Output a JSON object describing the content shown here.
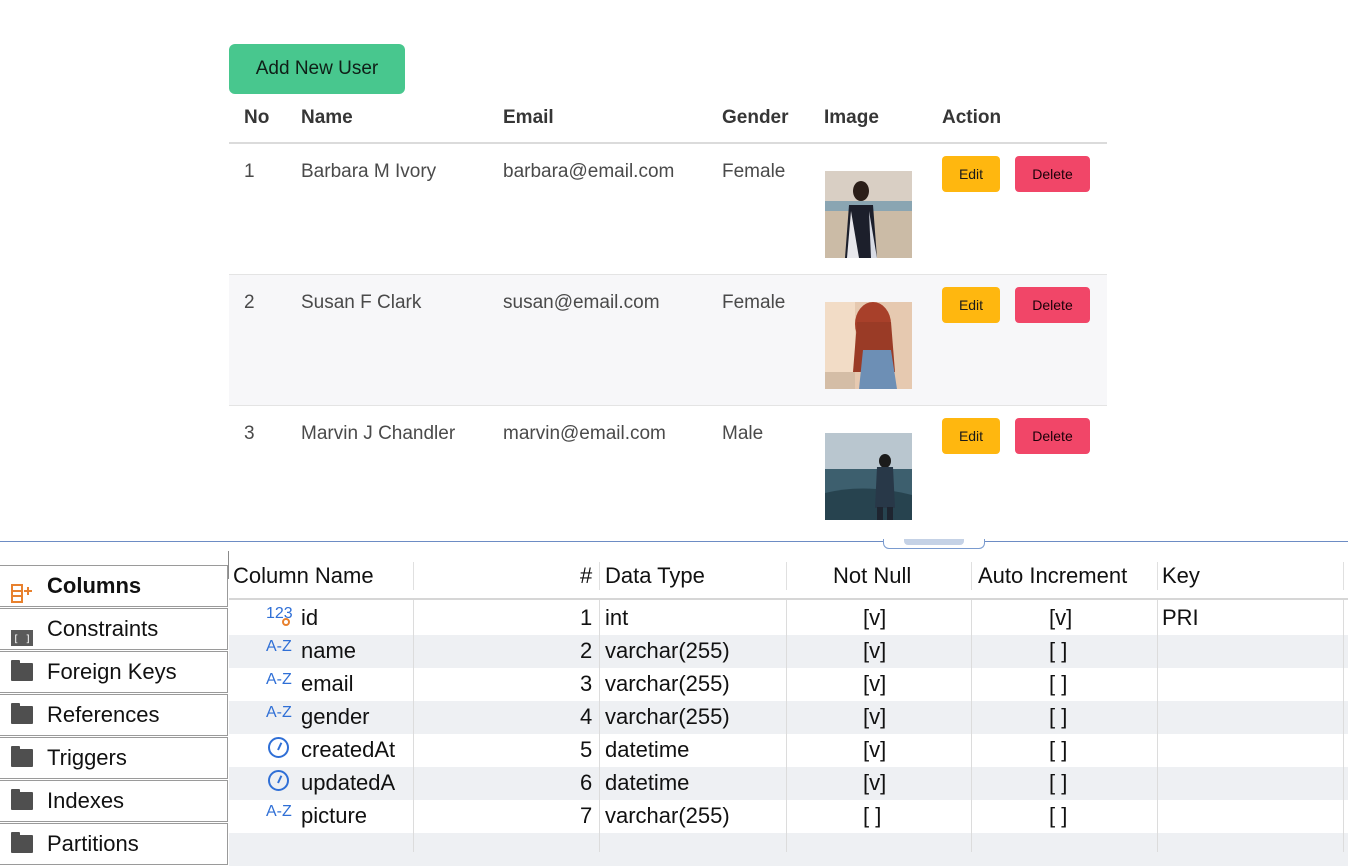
{
  "users_panel": {
    "add_button": "Add New User",
    "headers": [
      "No",
      "Name",
      "Email",
      "Gender",
      "Image",
      "Action"
    ],
    "edit_label": "Edit",
    "delete_label": "Delete",
    "rows": [
      {
        "no": "1",
        "name": "Barbara M Ivory",
        "email": "barbara@email.com",
        "gender": "Female",
        "image": "woman-on-beach-photo"
      },
      {
        "no": "2",
        "name": "Susan F Clark",
        "email": "susan@email.com",
        "gender": "Female",
        "image": "red-haired-woman-photo"
      },
      {
        "no": "3",
        "name": "Marvin J Chandler",
        "email": "marvin@email.com",
        "gender": "Male",
        "image": "man-at-sea-view-photo"
      }
    ],
    "colors": {
      "add": "#48c78e",
      "edit": "#ffb70f",
      "delete": "#f14668"
    }
  },
  "db_panel": {
    "tabs": [
      {
        "label": "Columns",
        "icon": "columns-add-icon",
        "active": true
      },
      {
        "label": "Constraints",
        "icon": "constraints-icon",
        "active": false
      },
      {
        "label": "Foreign Keys",
        "icon": "folder-icon",
        "active": false
      },
      {
        "label": "References",
        "icon": "folder-icon",
        "active": false
      },
      {
        "label": "Triggers",
        "icon": "folder-icon",
        "active": false
      },
      {
        "label": "Indexes",
        "icon": "folder-icon",
        "active": false
      },
      {
        "label": "Partitions",
        "icon": "folder-icon",
        "active": false
      }
    ],
    "grid_headers": {
      "column_name": "Column Name",
      "num": "#",
      "data_type": "Data Type",
      "not_null": "Not Null",
      "auto_increment": "Auto Increment",
      "key": "Key"
    },
    "columns": [
      {
        "type_icon": "123",
        "name": "id",
        "num": "1",
        "data_type": "int",
        "not_null": "[v]",
        "auto_increment": "[v]",
        "key": "PRI"
      },
      {
        "type_icon": "A-Z",
        "name": "name",
        "num": "2",
        "data_type": "varchar(255)",
        "not_null": "[v]",
        "auto_increment": "[ ]",
        "key": ""
      },
      {
        "type_icon": "A-Z",
        "name": "email",
        "num": "3",
        "data_type": "varchar(255)",
        "not_null": "[v]",
        "auto_increment": "[ ]",
        "key": ""
      },
      {
        "type_icon": "A-Z",
        "name": "gender",
        "num": "4",
        "data_type": "varchar(255)",
        "not_null": "[v]",
        "auto_increment": "[ ]",
        "key": ""
      },
      {
        "type_icon": "clock",
        "name": "createdAt",
        "num": "5",
        "data_type": "datetime",
        "not_null": "[v]",
        "auto_increment": "[ ]",
        "key": ""
      },
      {
        "type_icon": "clock",
        "name": "updatedA",
        "num": "6",
        "data_type": "datetime",
        "not_null": "[v]",
        "auto_increment": "[ ]",
        "key": ""
      },
      {
        "type_icon": "A-Z",
        "name": "picture",
        "num": "7",
        "data_type": "varchar(255)",
        "not_null": "[ ]",
        "auto_increment": "[ ]",
        "key": ""
      }
    ]
  }
}
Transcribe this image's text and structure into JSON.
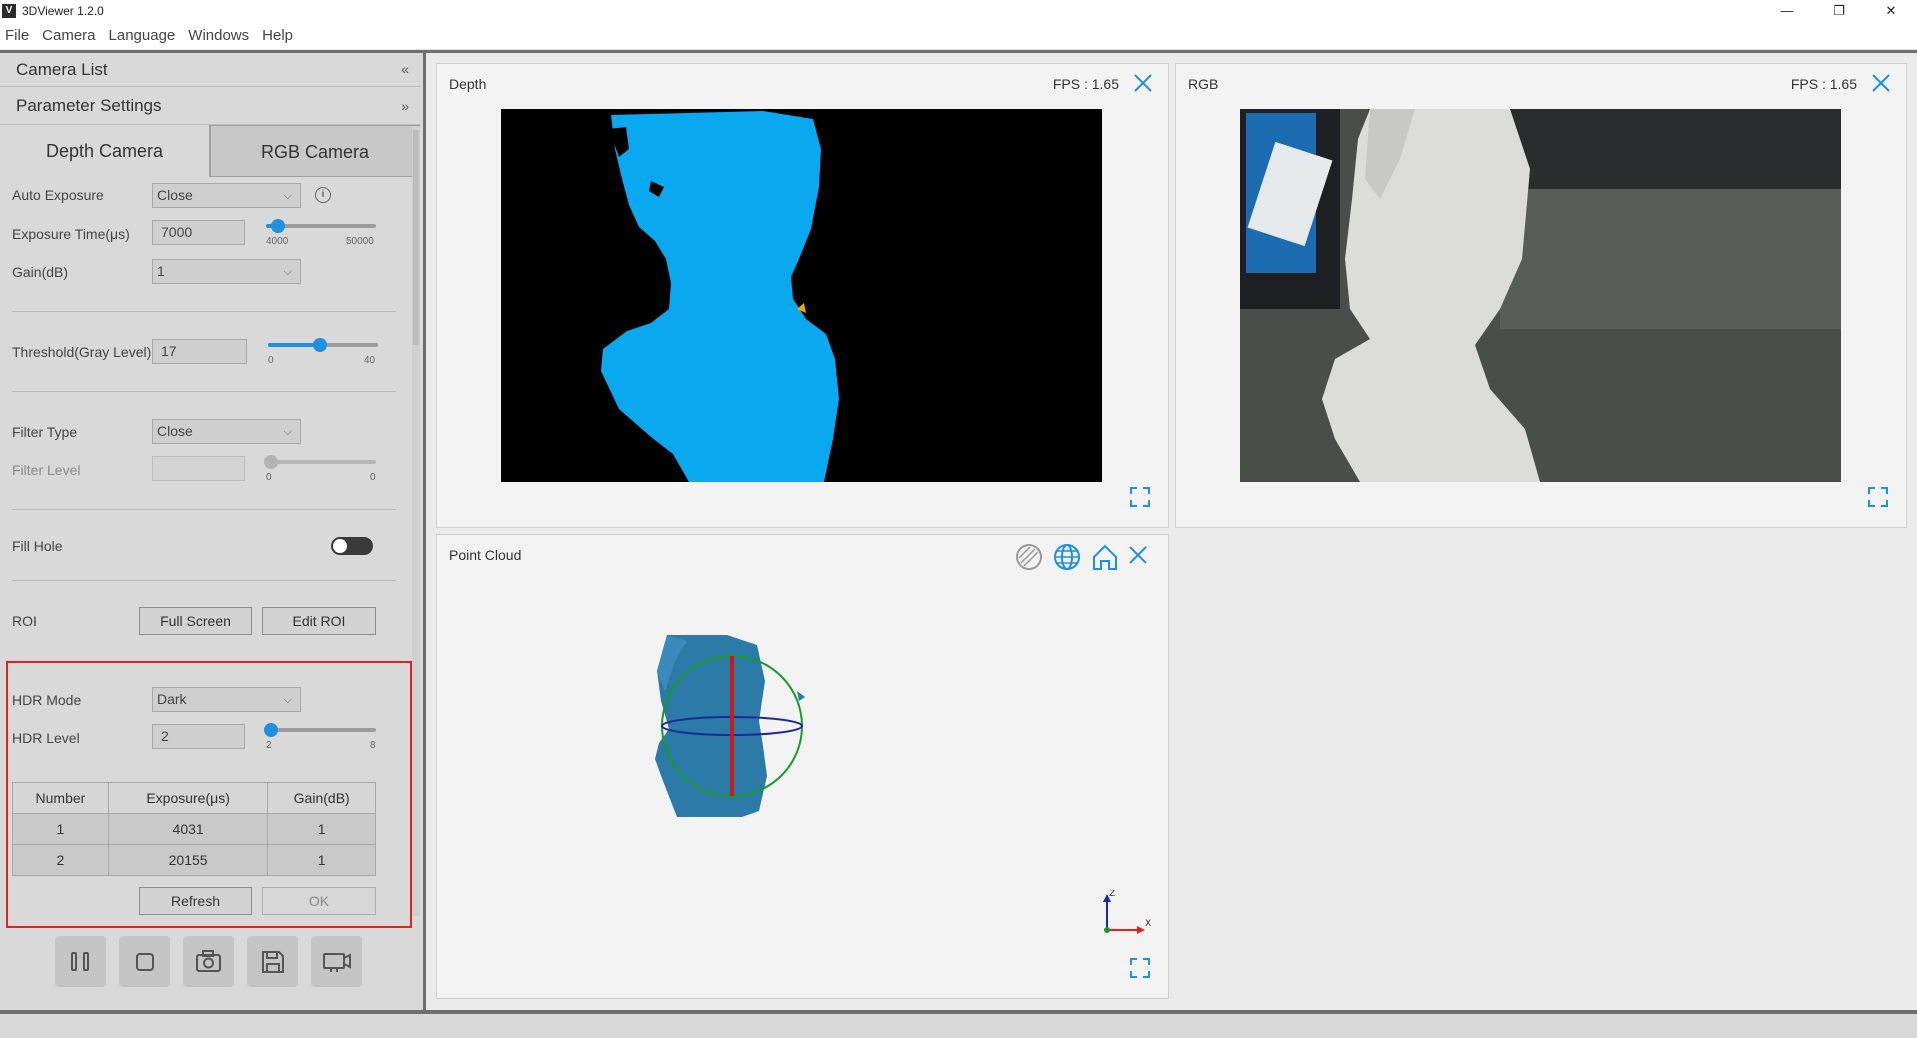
{
  "window": {
    "app_icon": "V",
    "title": "3DViewer 1.2.0",
    "controls": [
      "—",
      "❐",
      "✕"
    ]
  },
  "menu": [
    "File",
    "Camera",
    "Language",
    "Windows",
    "Help"
  ],
  "left_panel": {
    "camera_list_label": "Camera List",
    "param_settings_label": "Parameter Settings",
    "tabs": [
      "Depth Camera",
      "RGB Camera"
    ],
    "active_tab": "Depth Camera",
    "auto_exposure": {
      "label": "Auto Exposure",
      "value": "Close"
    },
    "exposure_time": {
      "label": "Exposure Time(μs)",
      "value": "7000",
      "min": "4000",
      "max": "50000",
      "fraction": 0.065
    },
    "gain": {
      "label": "Gain(dB)",
      "value": "1"
    },
    "threshold": {
      "label": "Threshold(Gray Level)",
      "value": "17",
      "min": "0",
      "max": "40",
      "fraction": 0.425
    },
    "filter_type": {
      "label": "Filter Type",
      "value": "Close"
    },
    "filter_level": {
      "label": "Filter Level",
      "value": "",
      "min": "0",
      "max": "0",
      "fraction": 0
    },
    "fill_hole": {
      "label": "Fill Hole",
      "on": false
    },
    "roi": {
      "label": "ROI",
      "full_screen": "Full Screen",
      "edit_roi": "Edit ROI"
    },
    "hdr_mode": {
      "label": "HDR Mode",
      "value": "Dark"
    },
    "hdr_level": {
      "label": "HDR Level",
      "value": "2",
      "min": "2",
      "max": "8",
      "fraction": 0
    },
    "hdr_table": {
      "headers": [
        "Number",
        "Exposure(μs)",
        "Gain(dB)"
      ],
      "rows": [
        [
          "1",
          "4031",
          "1"
        ],
        [
          "2",
          "20155",
          "1"
        ]
      ]
    },
    "refresh": "Refresh",
    "ok": "OK",
    "toolbar": [
      "pause-icon",
      "stop-icon",
      "capture-icon",
      "save-icon",
      "record-icon"
    ]
  },
  "viewports": {
    "depth": {
      "title": "Depth",
      "fps": "FPS : 1.65"
    },
    "rgb": {
      "title": "RGB",
      "fps": "FPS : 1.65"
    },
    "point_cloud": {
      "title": "Point Cloud"
    }
  },
  "colors": {
    "accent": "#1f8fe0",
    "depth_blue": "#0aa8ef",
    "highlight_red": "#e12020"
  }
}
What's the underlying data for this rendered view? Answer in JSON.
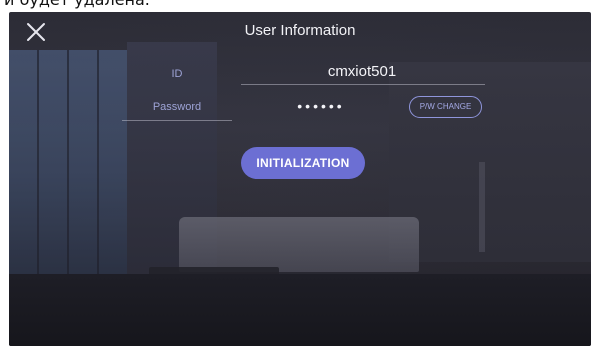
{
  "top_strip_text": "и будет удалена.",
  "header": {
    "title": "User Information",
    "close_icon": "close-icon"
  },
  "form": {
    "id_label": "ID",
    "id_value": "cmxiot501",
    "password_label": "Password",
    "password_value": "••••••",
    "pw_change_label": "P/W CHANGE"
  },
  "actions": {
    "initialization_label": "INITIALIZATION"
  },
  "colors": {
    "accent": "#6c6fd3",
    "label": "#9ea3d6",
    "text": "#f4f4f8"
  }
}
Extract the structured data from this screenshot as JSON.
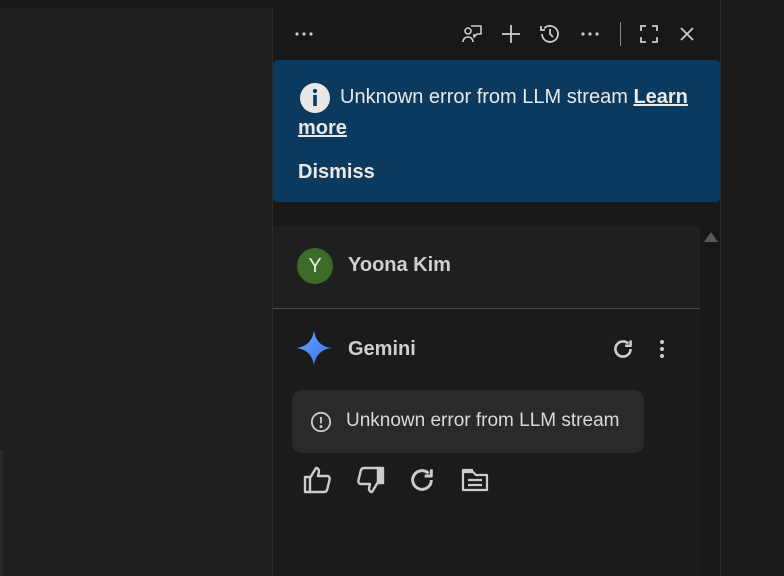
{
  "toolbar": {
    "icons": [
      "more-horizontal-icon",
      "chat-feedback-icon",
      "plus-icon",
      "history-icon",
      "more-horizontal-icon",
      "fullscreen-icon",
      "close-icon"
    ]
  },
  "banner": {
    "message": "Unknown error from LLM stream",
    "link_label": "Learn more",
    "dismiss_label": "Dismiss",
    "background": "#0c3a5e"
  },
  "user": {
    "initial": "Y",
    "name": "Yoona Kim",
    "avatar_color": "#3d6b2a"
  },
  "assistant": {
    "name": "Gemini",
    "error_message": "Unknown error from LLM stream",
    "actions": [
      "thumbs-up-icon",
      "thumbs-down-icon",
      "regenerate-icon",
      "copy-icon"
    ]
  },
  "colors": {
    "panel_bg": "#181818",
    "text": "#cccccc",
    "gemini_blue": "#4b8cf5"
  }
}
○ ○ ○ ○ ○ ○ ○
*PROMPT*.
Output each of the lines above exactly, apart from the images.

*EXERCISE OUTPUT*.
Output a JSON object describing the content shown here.
{
  "users_panel": {
    "add_button": "Add New User",
    "headers": [
      "No",
      "Name",
      "Email",
      "Gender",
      "Image",
      "Action"
    ],
    "edit_label": "Edit",
    "delete_label": "Delete",
    "rows": [
      {
        "no": "1",
        "name": "Barbara M Ivory",
        "email": "barbara@email.com",
        "gender": "Female",
        "image": "woman-on-beach-photo"
      },
      {
        "no": "2",
        "name": "Susan F Clark",
        "email": "susan@email.com",
        "gender": "Female",
        "image": "red-haired-woman-photo"
      },
      {
        "no": "3",
        "name": "Marvin J Chandler",
        "email": "marvin@email.com",
        "gender": "Male",
        "image": "man-at-sea-view-photo"
      }
    ],
    "colors": {
      "add": "#48c78e",
      "edit": "#ffb70f",
      "delete": "#f14668"
    }
  },
  "db_panel": {
    "tabs": [
      {
        "label": "Columns",
        "icon": "columns-add-icon",
        "active": true
      },
      {
        "label": "Constraints",
        "icon": "constraints-icon",
        "active": false
      },
      {
        "label": "Foreign Keys",
        "icon": "folder-icon",
        "active": false
      },
      {
        "label": "References",
        "icon": "folder-icon",
        "active": false
      },
      {
        "label": "Triggers",
        "icon": "folder-icon",
        "active": false
      },
      {
        "label": "Indexes",
        "icon": "folder-icon",
        "active": false
      },
      {
        "label": "Partitions",
        "icon": "folder-icon",
        "active": false
      }
    ],
    "grid_headers": {
      "column_name": "Column Name",
      "num": "#",
      "data_type": "Data Type",
      "not_null": "Not Null",
      "auto_increment": "Auto Increment",
      "key": "Key"
    },
    "columns": [
      {
        "type_icon": "123",
        "name": "id",
        "num": "1",
        "data_type": "int",
        "not_null": "[v]",
        "auto_increment": "[v]",
        "key": "PRI"
      },
      {
        "type_icon": "A-Z",
        "name": "name",
        "num": "2",
        "data_type": "varchar(255)",
        "not_null": "[v]",
        "auto_increment": "[ ]",
        "key": ""
      },
      {
        "type_icon": "A-Z",
        "name": "email",
        "num": "3",
        "data_type": "varchar(255)",
        "not_null": "[v]",
        "auto_increment": "[ ]",
        "key": ""
      },
      {
        "type_icon": "A-Z",
        "name": "gender",
        "num": "4",
        "data_type": "varchar(255)",
        "not_null": "[v]",
        "auto_increment": "[ ]",
        "key": ""
      },
      {
        "type_icon": "clock",
        "name": "createdAt",
        "num": "5",
        "data_type": "datetime",
        "not_null": "[v]",
        "auto_increment": "[ ]",
        "key": ""
      },
      {
        "type_icon": "clock",
        "name": "updatedA",
        "num": "6",
        "data_type": "datetime",
        "not_null": "[v]",
        "auto_increment": "[ ]",
        "key": ""
      },
      {
        "type_icon": "A-Z",
        "name": "picture",
        "num": "7",
        "data_type": "varchar(255)",
        "not_null": "[ ]",
        "auto_increment": "[ ]",
        "key": ""
      }
    ]
  }
}
Transcribe this image's text and structure into JSON.
{
  "window": {
    "app_icon": "V",
    "title": "3DViewer 1.2.0",
    "controls": [
      "—",
      "❐",
      "✕"
    ]
  },
  "menu": [
    "File",
    "Camera",
    "Language",
    "Windows",
    "Help"
  ],
  "left_panel": {
    "camera_list_label": "Camera List",
    "param_settings_label": "Parameter Settings",
    "tabs": [
      "Depth Camera",
      "RGB Camera"
    ],
    "active_tab": "Depth Camera",
    "auto_exposure": {
      "label": "Auto Exposure",
      "value": "Close"
    },
    "exposure_time": {
      "label": "Exposure Time(μs)",
      "value": "7000",
      "min": "4000",
      "max": "50000",
      "fraction": 0.065
    },
    "gain": {
      "label": "Gain(dB)",
      "value": "1"
    },
    "threshold": {
      "label": "Threshold(Gray Level)",
      "value": "17",
      "min": "0",
      "max": "40",
      "fraction": 0.425
    },
    "filter_type": {
      "label": "Filter Type",
      "value": "Close"
    },
    "filter_level": {
      "label": "Filter Level",
      "value": "",
      "min": "0",
      "max": "0",
      "fraction": 0
    },
    "fill_hole": {
      "label": "Fill Hole",
      "on": false
    },
    "roi": {
      "label": "ROI",
      "full_screen": "Full Screen",
      "edit_roi": "Edit ROI"
    },
    "hdr_mode": {
      "label": "HDR Mode",
      "value": "Dark"
    },
    "hdr_level": {
      "label": "HDR Level",
      "value": "2",
      "min": "2",
      "max": "8",
      "fraction": 0
    },
    "hdr_table": {
      "headers": [
        "Number",
        "Exposure(μs)",
        "Gain(dB)"
      ],
      "rows": [
        [
          "1",
          "4031",
          "1"
        ],
        [
          "2",
          "20155",
          "1"
        ]
      ]
    },
    "refresh": "Refresh",
    "ok": "OK",
    "toolbar": [
      "pause-icon",
      "stop-icon",
      "capture-icon",
      "save-icon",
      "record-icon"
    ]
  },
  "viewports": {
    "depth": {
      "title": "Depth",
      "fps": "FPS : 1.65"
    },
    "rgb": {
      "title": "RGB",
      "fps": "FPS : 1.65"
    },
    "point_cloud": {
      "title": "Point Cloud"
    }
  },
  "colors": {
    "accent": "#1f8fe0",
    "depth_blue": "#0aa8ef",
    "highlight_red": "#e12020"
  }
}
What's the underlying data for this rendered view? Answer in JSON.
{
  "top_strip_text": "и будет удалена.",
  "header": {
    "title": "User Information",
    "close_icon": "close-icon"
  },
  "form": {
    "id_label": "ID",
    "id_value": "cmxiot501",
    "password_label": "Password",
    "password_value": "••••••",
    "pw_change_label": "P/W CHANGE"
  },
  "actions": {
    "initialization_label": "INITIALIZATION"
  },
  "colors": {
    "accent": "#6c6fd3",
    "label": "#9ea3d6",
    "text": "#f4f4f8"
  }
}
Extract the structured data from this screenshot as JSON.
{
  "toolbar": {
    "icons": [
      "more-horizontal-icon",
      "chat-feedback-icon",
      "plus-icon",
      "history-icon",
      "more-horizontal-icon",
      "fullscreen-icon",
      "close-icon"
    ]
  },
  "banner": {
    "message": "Unknown error from LLM stream",
    "link_label": "Learn more",
    "dismiss_label": "Dismiss",
    "background": "#0c3a5e"
  },
  "user": {
    "initial": "Y",
    "name": "Yoona Kim",
    "avatar_color": "#3d6b2a"
  },
  "assistant": {
    "name": "Gemini",
    "error_message": "Unknown error from LLM stream",
    "actions": [
      "thumbs-up-icon",
      "thumbs-down-icon",
      "regenerate-icon",
      "copy-icon"
    ]
  },
  "colors": {
    "panel_bg": "#181818",
    "text": "#cccccc",
    "gemini_blue": "#4b8cf5"
  }
}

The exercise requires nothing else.